- Work instruction
Leave out the pictures and copy each record below exactly.

- Data extract
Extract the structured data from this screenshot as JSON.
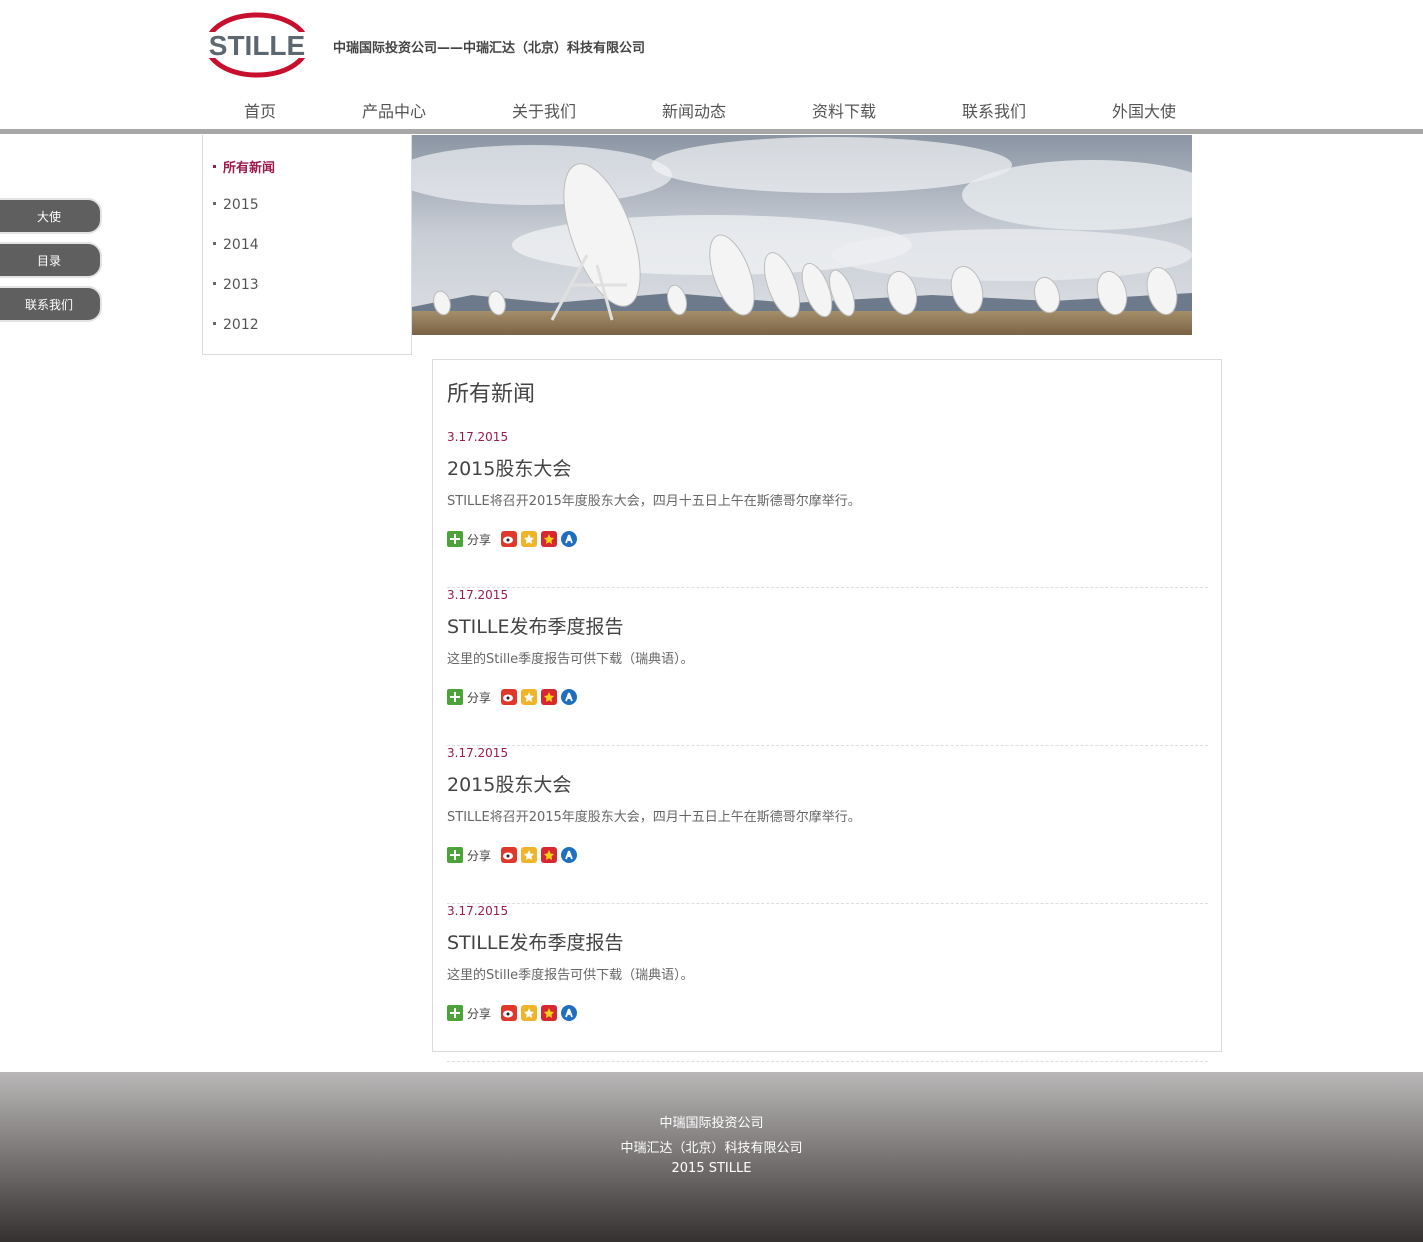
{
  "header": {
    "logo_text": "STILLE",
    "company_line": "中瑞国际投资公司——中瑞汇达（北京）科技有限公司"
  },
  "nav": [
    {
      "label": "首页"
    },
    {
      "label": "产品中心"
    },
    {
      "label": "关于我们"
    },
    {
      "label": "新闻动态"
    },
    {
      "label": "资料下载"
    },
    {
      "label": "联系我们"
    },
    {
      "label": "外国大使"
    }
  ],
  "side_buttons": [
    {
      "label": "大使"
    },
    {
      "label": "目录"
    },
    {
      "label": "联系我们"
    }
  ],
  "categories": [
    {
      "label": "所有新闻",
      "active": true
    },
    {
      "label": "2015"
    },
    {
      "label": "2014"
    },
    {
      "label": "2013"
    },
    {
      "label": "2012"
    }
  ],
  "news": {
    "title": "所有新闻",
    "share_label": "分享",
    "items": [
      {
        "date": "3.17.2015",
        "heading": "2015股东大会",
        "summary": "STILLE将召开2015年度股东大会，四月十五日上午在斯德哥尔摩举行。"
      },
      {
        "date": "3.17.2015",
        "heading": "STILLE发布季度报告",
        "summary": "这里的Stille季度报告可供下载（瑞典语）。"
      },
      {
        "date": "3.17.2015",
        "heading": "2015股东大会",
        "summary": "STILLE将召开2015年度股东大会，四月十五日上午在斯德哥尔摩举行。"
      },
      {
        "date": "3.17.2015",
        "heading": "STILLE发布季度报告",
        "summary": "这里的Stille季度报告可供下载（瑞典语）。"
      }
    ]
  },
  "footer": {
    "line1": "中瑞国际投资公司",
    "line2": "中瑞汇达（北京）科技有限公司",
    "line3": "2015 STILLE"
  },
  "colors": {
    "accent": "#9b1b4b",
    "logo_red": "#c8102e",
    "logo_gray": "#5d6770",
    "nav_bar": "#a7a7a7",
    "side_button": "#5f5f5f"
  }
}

- Finished exercise
Extract the structured data from this screenshot as JSON.
{
  "header": {
    "logo_text": "STILLE",
    "company_line": "中瑞国际投资公司——中瑞汇达（北京）科技有限公司"
  },
  "nav": [
    {
      "label": "首页"
    },
    {
      "label": "产品中心"
    },
    {
      "label": "关于我们"
    },
    {
      "label": "新闻动态"
    },
    {
      "label": "资料下载"
    },
    {
      "label": "联系我们"
    },
    {
      "label": "外国大使"
    }
  ],
  "side_buttons": [
    {
      "label": "大使"
    },
    {
      "label": "目录"
    },
    {
      "label": "联系我们"
    }
  ],
  "categories": [
    {
      "label": "所有新闻",
      "active": true
    },
    {
      "label": "2015"
    },
    {
      "label": "2014"
    },
    {
      "label": "2013"
    },
    {
      "label": "2012"
    }
  ],
  "news": {
    "title": "所有新闻",
    "share_label": "分享",
    "items": [
      {
        "date": "3.17.2015",
        "heading": "2015股东大会",
        "summary": "STILLE将召开2015年度股东大会，四月十五日上午在斯德哥尔摩举行。"
      },
      {
        "date": "3.17.2015",
        "heading": "STILLE发布季度报告",
        "summary": "这里的Stille季度报告可供下载（瑞典语）。"
      },
      {
        "date": "3.17.2015",
        "heading": "2015股东大会",
        "summary": "STILLE将召开2015年度股东大会，四月十五日上午在斯德哥尔摩举行。"
      },
      {
        "date": "3.17.2015",
        "heading": "STILLE发布季度报告",
        "summary": "这里的Stille季度报告可供下载（瑞典语）。"
      }
    ]
  },
  "footer": {
    "line1": "中瑞国际投资公司",
    "line2": "中瑞汇达（北京）科技有限公司",
    "line3": "2015 STILLE"
  },
  "colors": {
    "accent": "#9b1b4b",
    "logo_red": "#c8102e",
    "logo_gray": "#5d6770",
    "nav_bar": "#a7a7a7",
    "side_button": "#5f5f5f"
  }
}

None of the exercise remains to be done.